ASSIGNMENT
Every entry below needs to be copied exactly.

[[ DATA PROVIDED open ]]

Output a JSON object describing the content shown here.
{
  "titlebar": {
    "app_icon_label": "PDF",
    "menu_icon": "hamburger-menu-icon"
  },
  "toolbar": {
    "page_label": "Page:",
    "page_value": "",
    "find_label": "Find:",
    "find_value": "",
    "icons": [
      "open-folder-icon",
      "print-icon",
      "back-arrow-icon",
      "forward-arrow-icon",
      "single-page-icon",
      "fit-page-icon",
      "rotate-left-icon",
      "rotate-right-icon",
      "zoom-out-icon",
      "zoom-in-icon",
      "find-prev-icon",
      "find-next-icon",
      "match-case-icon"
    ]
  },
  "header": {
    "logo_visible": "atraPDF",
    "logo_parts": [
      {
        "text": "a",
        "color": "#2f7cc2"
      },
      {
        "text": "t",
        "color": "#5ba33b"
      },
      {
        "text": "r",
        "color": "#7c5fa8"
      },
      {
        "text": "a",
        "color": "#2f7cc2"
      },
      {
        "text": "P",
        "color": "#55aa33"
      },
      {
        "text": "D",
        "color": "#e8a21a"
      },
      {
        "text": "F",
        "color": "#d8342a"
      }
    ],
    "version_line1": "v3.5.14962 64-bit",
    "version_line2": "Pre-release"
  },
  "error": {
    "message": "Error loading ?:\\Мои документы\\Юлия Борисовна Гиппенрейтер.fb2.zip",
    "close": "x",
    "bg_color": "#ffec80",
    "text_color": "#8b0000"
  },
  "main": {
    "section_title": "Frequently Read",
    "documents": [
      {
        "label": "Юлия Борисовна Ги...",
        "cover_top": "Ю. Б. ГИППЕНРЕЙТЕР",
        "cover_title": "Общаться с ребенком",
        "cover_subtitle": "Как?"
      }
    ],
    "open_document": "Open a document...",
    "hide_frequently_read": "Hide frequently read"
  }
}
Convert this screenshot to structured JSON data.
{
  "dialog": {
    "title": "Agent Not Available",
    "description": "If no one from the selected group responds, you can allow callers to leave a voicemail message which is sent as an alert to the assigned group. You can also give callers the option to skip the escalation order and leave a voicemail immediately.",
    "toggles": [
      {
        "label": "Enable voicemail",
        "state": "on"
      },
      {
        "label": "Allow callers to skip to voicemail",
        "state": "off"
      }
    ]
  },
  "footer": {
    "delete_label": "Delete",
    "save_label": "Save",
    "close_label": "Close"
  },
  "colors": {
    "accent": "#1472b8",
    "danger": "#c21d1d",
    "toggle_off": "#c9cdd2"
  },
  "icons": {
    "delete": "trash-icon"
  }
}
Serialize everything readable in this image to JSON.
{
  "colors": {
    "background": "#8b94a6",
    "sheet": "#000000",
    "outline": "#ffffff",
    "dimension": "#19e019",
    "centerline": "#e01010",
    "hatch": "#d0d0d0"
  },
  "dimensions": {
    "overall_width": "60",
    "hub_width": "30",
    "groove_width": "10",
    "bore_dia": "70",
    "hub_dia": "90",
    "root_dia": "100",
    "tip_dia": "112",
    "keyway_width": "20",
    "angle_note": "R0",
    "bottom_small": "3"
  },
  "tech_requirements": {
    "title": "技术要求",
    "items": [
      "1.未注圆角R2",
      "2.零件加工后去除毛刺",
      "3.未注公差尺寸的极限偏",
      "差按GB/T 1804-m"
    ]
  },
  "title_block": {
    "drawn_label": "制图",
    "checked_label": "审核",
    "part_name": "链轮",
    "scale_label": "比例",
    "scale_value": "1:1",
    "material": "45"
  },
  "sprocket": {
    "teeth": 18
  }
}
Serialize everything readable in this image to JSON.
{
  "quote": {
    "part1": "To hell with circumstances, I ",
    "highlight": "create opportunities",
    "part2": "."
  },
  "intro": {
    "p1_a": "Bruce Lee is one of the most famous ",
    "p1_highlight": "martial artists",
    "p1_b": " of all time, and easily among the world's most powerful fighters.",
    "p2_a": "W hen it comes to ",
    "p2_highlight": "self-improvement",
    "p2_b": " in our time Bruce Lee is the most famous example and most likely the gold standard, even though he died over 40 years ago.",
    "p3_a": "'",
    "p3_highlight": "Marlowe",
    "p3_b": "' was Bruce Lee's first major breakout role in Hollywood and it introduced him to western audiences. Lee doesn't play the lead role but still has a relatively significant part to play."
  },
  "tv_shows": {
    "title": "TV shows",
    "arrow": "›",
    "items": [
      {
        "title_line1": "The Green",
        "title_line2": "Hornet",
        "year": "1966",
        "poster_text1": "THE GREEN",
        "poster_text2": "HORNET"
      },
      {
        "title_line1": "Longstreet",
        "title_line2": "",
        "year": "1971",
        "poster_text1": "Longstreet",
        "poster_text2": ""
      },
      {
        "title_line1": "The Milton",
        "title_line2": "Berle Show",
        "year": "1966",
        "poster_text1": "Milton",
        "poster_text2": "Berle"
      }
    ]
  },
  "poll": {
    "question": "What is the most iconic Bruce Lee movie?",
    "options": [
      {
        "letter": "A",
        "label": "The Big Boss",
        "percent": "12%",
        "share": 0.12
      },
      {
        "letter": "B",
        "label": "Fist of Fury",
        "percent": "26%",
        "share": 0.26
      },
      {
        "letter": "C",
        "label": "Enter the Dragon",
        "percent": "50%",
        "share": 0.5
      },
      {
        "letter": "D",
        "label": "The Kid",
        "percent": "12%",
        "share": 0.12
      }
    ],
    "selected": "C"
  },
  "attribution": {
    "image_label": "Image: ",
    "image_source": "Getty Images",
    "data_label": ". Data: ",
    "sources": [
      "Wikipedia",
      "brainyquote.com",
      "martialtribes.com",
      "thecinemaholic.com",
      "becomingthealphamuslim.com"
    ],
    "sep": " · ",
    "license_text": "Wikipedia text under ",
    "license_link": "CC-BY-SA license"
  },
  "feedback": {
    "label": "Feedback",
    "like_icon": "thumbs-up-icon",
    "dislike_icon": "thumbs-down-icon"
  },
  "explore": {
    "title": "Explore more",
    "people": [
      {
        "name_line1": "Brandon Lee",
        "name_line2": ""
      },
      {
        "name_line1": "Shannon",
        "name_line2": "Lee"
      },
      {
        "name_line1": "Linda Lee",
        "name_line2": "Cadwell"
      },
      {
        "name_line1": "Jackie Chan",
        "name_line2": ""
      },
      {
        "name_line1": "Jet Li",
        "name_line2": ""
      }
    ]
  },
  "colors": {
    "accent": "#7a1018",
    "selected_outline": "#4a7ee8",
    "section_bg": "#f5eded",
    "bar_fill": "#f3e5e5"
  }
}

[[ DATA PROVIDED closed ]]

FINISHED EXERCISE
Output a JSON object describing the content shown here.
{
  "titlebar": {
    "app_icon_label": "PDF",
    "menu_icon": "hamburger-menu-icon"
  },
  "toolbar": {
    "page_label": "Page:",
    "page_value": "",
    "find_label": "Find:",
    "find_value": "",
    "icons": [
      "open-folder-icon",
      "print-icon",
      "back-arrow-icon",
      "forward-arrow-icon",
      "single-page-icon",
      "fit-page-icon",
      "rotate-left-icon",
      "rotate-right-icon",
      "zoom-out-icon",
      "zoom-in-icon",
      "find-prev-icon",
      "find-next-icon",
      "match-case-icon"
    ]
  },
  "header": {
    "logo_visible": "atraPDF",
    "logo_parts": [
      {
        "text": "a",
        "color": "#2f7cc2"
      },
      {
        "text": "t",
        "color": "#5ba33b"
      },
      {
        "text": "r",
        "color": "#7c5fa8"
      },
      {
        "text": "a",
        "color": "#2f7cc2"
      },
      {
        "text": "P",
        "color": "#55aa33"
      },
      {
        "text": "D",
        "color": "#e8a21a"
      },
      {
        "text": "F",
        "color": "#d8342a"
      }
    ],
    "version_line1": "v3.5.14962 64-bit",
    "version_line2": "Pre-release"
  },
  "error": {
    "message": "Error loading ?:\\Мои документы\\Юлия Борисовна Гиппенрейтер.fb2.zip",
    "close": "x",
    "bg_color": "#ffec80",
    "text_color": "#8b0000"
  },
  "main": {
    "section_title": "Frequently Read",
    "documents": [
      {
        "label": "Юлия Борисовна Ги...",
        "cover_top": "Ю. Б. ГИППЕНРЕЙТЕР",
        "cover_title": "Общаться с ребенком",
        "cover_subtitle": "Как?"
      }
    ],
    "open_document": "Open a document...",
    "hide_frequently_read": "Hide frequently read"
  }
}
Convert this screenshot to structured JSON data.
{
  "dialog": {
    "title": "Agent Not Available",
    "description": "If no one from the selected group responds, you can allow callers to leave a voicemail message which is sent as an alert to the assigned group. You can also give callers the option to skip the escalation order and leave a voicemail immediately.",
    "toggles": [
      {
        "label": "Enable voicemail",
        "state": "on"
      },
      {
        "label": "Allow callers to skip to voicemail",
        "state": "off"
      }
    ]
  },
  "footer": {
    "delete_label": "Delete",
    "save_label": "Save",
    "close_label": "Close"
  },
  "colors": {
    "accent": "#1472b8",
    "danger": "#c21d1d",
    "toggle_off": "#c9cdd2"
  },
  "icons": {
    "delete": "trash-icon"
  }
}
Serialize everything readable in this image to JSON.
{
  "colors": {
    "background": "#8b94a6",
    "sheet": "#000000",
    "outline": "#ffffff",
    "dimension": "#19e019",
    "centerline": "#e01010",
    "hatch": "#d0d0d0"
  },
  "dimensions": {
    "overall_width": "60",
    "hub_width": "30",
    "groove_width": "10",
    "bore_dia": "70",
    "hub_dia": "90",
    "root_dia": "100",
    "tip_dia": "112",
    "keyway_width": "20",
    "angle_note": "R0",
    "bottom_small": "3"
  },
  "tech_requirements": {
    "title": "技术要求",
    "items": [
      "1.未注圆角R2",
      "2.零件加工后去除毛刺",
      "3.未注公差尺寸的极限偏",
      "差按GB/T 1804-m"
    ]
  },
  "title_block": {
    "drawn_label": "制图",
    "checked_label": "审核",
    "part_name": "链轮",
    "scale_label": "比例",
    "scale_value": "1:1",
    "material": "45"
  },
  "sprocket": {
    "teeth": 18
  }
}
Serialize everything readable in this image to JSON.
{
  "quote": {
    "part1": "To hell with circumstances, I ",
    "highlight": "create opportunities",
    "part2": "."
  },
  "intro": {
    "p1_a": "Bruce Lee is one of the most famous ",
    "p1_highlight": "martial artists",
    "p1_b": " of all time, and easily among the world's most powerful fighters.",
    "p2_a": "W hen it comes to ",
    "p2_highlight": "self-improvement",
    "p2_b": " in our time Bruce Lee is the most famous example and most likely the gold standard, even though he died over 40 years ago.",
    "p3_a": "'",
    "p3_highlight": "Marlowe",
    "p3_b": "' was Bruce Lee's first major breakout role in Hollywood and it introduced him to western audiences. Lee doesn't play the lead role but still has a relatively significant part to play."
  },
  "tv_shows": {
    "title": "TV shows",
    "arrow": "›",
    "items": [
      {
        "title_line1": "The Green",
        "title_line2": "Hornet",
        "year": "1966",
        "poster_text1": "THE GREEN",
        "poster_text2": "HORNET"
      },
      {
        "title_line1": "Longstreet",
        "title_line2": "",
        "year": "1971",
        "poster_text1": "Longstreet",
        "poster_text2": ""
      },
      {
        "title_line1": "The Milton",
        "title_line2": "Berle Show",
        "year": "1966",
        "poster_text1": "Milton",
        "poster_text2": "Berle"
      }
    ]
  },
  "poll": {
    "question": "What is the most iconic Bruce Lee movie?",
    "options": [
      {
        "letter": "A",
        "label": "The Big Boss",
        "percent": "12%",
        "share": 0.12
      },
      {
        "letter": "B",
        "label": "Fist of Fury",
        "percent": "26%",
        "share": 0.26
      },
      {
        "letter": "C",
        "label": "Enter the Dragon",
        "percent": "50%",
        "share": 0.5
      },
      {
        "letter": "D",
        "label": "The Kid",
        "percent": "12%",
        "share": 0.12
      }
    ],
    "selected": "C"
  },
  "attribution": {
    "image_label": "Image: ",
    "image_source": "Getty Images",
    "data_label": ". Data: ",
    "sources": [
      "Wikipedia",
      "brainyquote.com",
      "martialtribes.com",
      "thecinemaholic.com",
      "becomingthealphamuslim.com"
    ],
    "sep": " · ",
    "license_text": "Wikipedia text under ",
    "license_link": "CC-BY-SA license"
  },
  "feedback": {
    "label": "Feedback",
    "like_icon": "thumbs-up-icon",
    "dislike_icon": "thumbs-down-icon"
  },
  "explore": {
    "title": "Explore more",
    "people": [
      {
        "name_line1": "Brandon Lee",
        "name_line2": ""
      },
      {
        "name_line1": "Shannon",
        "name_line2": "Lee"
      },
      {
        "name_line1": "Linda Lee",
        "name_line2": "Cadwell"
      },
      {
        "name_line1": "Jackie Chan",
        "name_line2": ""
      },
      {
        "name_line1": "Jet Li",
        "name_line2": ""
      }
    ]
  },
  "colors": {
    "accent": "#7a1018",
    "selected_outline": "#4a7ee8",
    "section_bg": "#f5eded",
    "bar_fill": "#f3e5e5"
  }
}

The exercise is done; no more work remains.